Source: Tuscaloosa Thread
July 12, 2021
Picture this: you’re driving in the Alabama heat with your two-month-old child. It’s late; you’re tired, and you’re ready to get back home when you have the sinking realization that you car is about to run out of gas.
Local resident Lacy Brown found herself in this exact situation.
The young mother was driving along County Road 99 near Brookwood with her two-month-old sitting in the back. Her car slowed to a stop when she realized that her car was out of gas and she had no way to call for help, as he phone was out of service.

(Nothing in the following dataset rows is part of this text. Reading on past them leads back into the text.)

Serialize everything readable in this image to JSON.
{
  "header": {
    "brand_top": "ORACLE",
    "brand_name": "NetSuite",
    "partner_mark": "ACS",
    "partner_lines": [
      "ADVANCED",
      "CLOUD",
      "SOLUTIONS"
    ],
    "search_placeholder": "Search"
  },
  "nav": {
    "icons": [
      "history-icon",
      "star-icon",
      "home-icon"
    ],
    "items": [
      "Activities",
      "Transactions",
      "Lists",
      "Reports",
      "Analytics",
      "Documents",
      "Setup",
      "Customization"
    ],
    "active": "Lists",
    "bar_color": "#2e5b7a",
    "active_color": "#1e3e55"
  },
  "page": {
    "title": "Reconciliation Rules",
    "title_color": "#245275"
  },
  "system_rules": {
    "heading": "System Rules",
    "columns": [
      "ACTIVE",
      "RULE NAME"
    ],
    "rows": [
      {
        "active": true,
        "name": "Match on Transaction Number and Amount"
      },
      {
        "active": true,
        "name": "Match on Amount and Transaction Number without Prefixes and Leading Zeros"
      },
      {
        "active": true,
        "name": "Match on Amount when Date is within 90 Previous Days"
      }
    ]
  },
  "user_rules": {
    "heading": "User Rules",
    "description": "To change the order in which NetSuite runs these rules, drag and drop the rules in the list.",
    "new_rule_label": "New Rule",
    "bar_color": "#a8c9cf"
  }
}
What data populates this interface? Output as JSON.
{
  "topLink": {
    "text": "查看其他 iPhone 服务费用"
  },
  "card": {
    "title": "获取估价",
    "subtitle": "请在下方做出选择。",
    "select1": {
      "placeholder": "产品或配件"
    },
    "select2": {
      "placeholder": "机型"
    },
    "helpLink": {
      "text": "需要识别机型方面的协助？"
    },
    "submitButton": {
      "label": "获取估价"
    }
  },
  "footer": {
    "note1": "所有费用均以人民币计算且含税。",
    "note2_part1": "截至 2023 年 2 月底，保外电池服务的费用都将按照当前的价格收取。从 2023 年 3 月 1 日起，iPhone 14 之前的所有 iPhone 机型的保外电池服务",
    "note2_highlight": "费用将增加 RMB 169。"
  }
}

At least 20 cars passed by her, and no one slowed down to offer her assistance. Brown said she’d lost hope until she was approached by a car full of United Mine Workers of America (UMWA) miners on their way home from the picket line.
Brown’s car had not stopped too far from the Warrior Met Coal plant where hundreds of miners are still on strike alleging unfair labor practices.
The miners drove into town to get a can of gas and returned to fill Brown’s tank. She said she offered them money for their help, but they all refused.
Brown took to social media Thursday to express her gratitude toward her good Samaritans. She said she didn’t know any of the miners that stopped to help.
“I’m tired of the name calling and shaming of these men,” Brown said in a Facebook post. “They are good folks that just want to be treated and compensated fairly at their dangerous job. Don’t judge a book by it’s cover and/or go off other people’s opinions.”
Over 1,100 miners at Warrior Met began a strike on April 1 of this year, and there is no sign of an end anytime soon. Warrior Met Coal has offered contract changes to the miners; however, no agreement has been met. The miners have also faced alleged vehicular assault by non-union workers while at the picket line.
Written by: Noah Lueker